A month has passed since the existence of the OpenSSL Heartbleed bug has been shared with the public.
Given that this open-source implementation of the SSL and TLS protocols is used in many operating system and apps, not to mention being the default encryption engine for popular Web server software, it’s a given that fixing this mess will take some time.
Rob Graham of Errata Security has decided to check the current situation. His initial scan of Internet IPv4 addresses (only on port 443), made almost immediately after the discovery of the bug, unearthed over 600,000 vulnerable systems. The latest scan he performed in these last few days shows around 300,000 affected systems.
He noted, though, that this time around he found around 6 million less systems supporting SSL.
“I suspect the reason is that this time, people detected my Heartbleed ‘attacks’ and automatically firewalled me before the scan completed. Or, another problem is that I may have more traffic congestion at my ISP, which would reduce numbers,” he hypothesized.
Opera Software developer Yngve Pettersen has also been tracking the patching of the Heartbleed issue.
To do it, he uses a tool dubbed TLS Prober, which “currently scans a set of about 500 000 separate servers, using variations of host names in various domains (in total 23 million), with a selection bias towards Alexa Top million sites.”
He started scanning a few days after the revelation of the existence of the bug, and has noted that the number of vulnerable servers have trended sharply downward – that is, until two weeks ago.
After analyzing the results, he concluded that “The reason the absolute number of vulnerable BigIP servers has been holding steady is that the number of BigIP servers including those using OpenSSL 1.0.1 (which supports Heartbeat) has doubled in the past month (after a slow decline over the past two years), and that many of the new servers using the OpenSSL mode were using a vulnerable version.”

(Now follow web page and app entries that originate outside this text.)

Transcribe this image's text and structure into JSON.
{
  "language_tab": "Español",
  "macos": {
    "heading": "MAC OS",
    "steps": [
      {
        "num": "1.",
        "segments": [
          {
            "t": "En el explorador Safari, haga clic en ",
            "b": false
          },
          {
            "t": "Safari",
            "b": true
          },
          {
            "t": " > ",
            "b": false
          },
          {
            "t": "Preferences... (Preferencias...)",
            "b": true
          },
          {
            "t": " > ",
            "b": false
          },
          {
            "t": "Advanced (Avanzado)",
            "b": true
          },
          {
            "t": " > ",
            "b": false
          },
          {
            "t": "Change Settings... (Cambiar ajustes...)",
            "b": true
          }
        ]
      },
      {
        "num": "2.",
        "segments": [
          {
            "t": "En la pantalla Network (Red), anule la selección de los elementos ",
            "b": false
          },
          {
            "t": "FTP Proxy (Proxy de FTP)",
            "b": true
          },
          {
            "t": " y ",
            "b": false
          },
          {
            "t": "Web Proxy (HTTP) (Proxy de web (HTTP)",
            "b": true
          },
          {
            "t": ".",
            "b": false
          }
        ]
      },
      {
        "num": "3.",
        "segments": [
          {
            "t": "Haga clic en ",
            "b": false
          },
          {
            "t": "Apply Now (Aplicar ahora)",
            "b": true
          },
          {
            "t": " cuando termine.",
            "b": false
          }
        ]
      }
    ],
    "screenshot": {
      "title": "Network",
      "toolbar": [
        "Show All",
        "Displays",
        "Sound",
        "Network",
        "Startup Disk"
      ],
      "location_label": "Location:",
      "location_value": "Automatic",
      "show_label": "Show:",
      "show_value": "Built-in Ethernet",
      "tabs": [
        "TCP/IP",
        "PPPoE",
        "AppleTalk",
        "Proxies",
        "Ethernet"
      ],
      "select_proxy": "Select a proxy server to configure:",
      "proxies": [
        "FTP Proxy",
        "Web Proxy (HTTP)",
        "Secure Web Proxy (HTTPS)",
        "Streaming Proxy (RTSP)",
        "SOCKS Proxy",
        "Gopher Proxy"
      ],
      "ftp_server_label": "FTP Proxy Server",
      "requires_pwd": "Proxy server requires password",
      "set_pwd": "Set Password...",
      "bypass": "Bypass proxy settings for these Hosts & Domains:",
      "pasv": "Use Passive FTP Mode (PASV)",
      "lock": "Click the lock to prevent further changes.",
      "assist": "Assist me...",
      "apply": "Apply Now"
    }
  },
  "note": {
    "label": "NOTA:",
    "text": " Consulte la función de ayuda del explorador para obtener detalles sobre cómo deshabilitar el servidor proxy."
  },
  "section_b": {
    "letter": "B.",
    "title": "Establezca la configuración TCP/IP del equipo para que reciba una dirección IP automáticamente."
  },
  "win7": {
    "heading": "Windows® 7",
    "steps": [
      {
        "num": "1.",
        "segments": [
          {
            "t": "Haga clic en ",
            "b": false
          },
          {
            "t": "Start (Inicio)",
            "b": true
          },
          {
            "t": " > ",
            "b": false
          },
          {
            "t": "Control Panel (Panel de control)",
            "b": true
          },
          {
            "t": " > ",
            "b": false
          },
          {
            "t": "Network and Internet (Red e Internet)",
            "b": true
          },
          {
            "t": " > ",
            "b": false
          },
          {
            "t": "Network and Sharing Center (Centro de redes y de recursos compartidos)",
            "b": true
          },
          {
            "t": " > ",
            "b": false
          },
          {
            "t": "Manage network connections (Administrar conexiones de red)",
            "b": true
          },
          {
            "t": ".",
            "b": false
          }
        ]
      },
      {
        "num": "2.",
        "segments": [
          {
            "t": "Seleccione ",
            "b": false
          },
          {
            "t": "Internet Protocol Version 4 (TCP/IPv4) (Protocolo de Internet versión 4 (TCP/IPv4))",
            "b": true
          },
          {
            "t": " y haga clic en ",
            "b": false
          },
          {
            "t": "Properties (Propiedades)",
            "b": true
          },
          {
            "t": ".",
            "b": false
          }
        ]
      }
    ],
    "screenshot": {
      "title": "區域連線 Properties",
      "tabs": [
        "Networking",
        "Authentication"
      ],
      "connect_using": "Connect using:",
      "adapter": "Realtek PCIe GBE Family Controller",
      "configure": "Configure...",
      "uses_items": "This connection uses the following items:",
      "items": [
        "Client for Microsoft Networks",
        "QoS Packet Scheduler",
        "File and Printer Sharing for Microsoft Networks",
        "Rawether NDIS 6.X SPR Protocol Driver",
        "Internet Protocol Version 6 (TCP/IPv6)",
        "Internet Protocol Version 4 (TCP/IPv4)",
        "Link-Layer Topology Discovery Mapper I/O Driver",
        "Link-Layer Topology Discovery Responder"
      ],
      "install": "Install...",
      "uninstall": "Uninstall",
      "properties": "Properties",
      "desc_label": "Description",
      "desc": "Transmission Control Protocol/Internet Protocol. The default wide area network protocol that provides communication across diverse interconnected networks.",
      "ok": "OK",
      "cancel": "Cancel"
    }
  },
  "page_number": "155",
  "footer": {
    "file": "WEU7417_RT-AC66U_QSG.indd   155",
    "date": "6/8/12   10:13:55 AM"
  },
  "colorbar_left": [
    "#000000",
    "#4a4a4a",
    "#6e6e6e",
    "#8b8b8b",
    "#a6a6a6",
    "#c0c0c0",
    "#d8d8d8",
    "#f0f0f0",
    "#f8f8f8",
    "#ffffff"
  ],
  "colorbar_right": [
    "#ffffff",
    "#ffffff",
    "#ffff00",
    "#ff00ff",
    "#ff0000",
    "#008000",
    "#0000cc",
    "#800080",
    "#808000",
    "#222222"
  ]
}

He also noted that the in his most recent scan, 20% of the currently vulnerable servers (as distinguished by IP addresses), and 32% of the vulnerable BigIP servers, were actually not vulnerable when scanned before.
While he admits that the numbers might not be entirely correct due to the fact that some of these servers have not stayed on the same IP address, but also pointed out that the media frenzy following the discovery of the bug might have made some sysadmins believe that their systems were affected.
“This, perhaps combined with administrative pressure and a need to ‘do something’, led them to upgrade an unaffected server to a newer, but still buggy version of the system, perhaps because the system variant had not yet been officially patched,” he assumes.
Update: Thursday, 15 May 2014. – The researcher comments: “After closer investigation together with F5, it seems that, due to an issue with the network connection of the prober the test used to detect F5 BigIP server showed higher numbers than it should have, and the numbers of such servers therefore got very inflated for the scans that were run in the past month. This means that the BigIP related information and conclusions are not correct, and I have therefore moved down and struck out the section regarding BigIP servers. My apologies to F5 and their customers for this mistake.”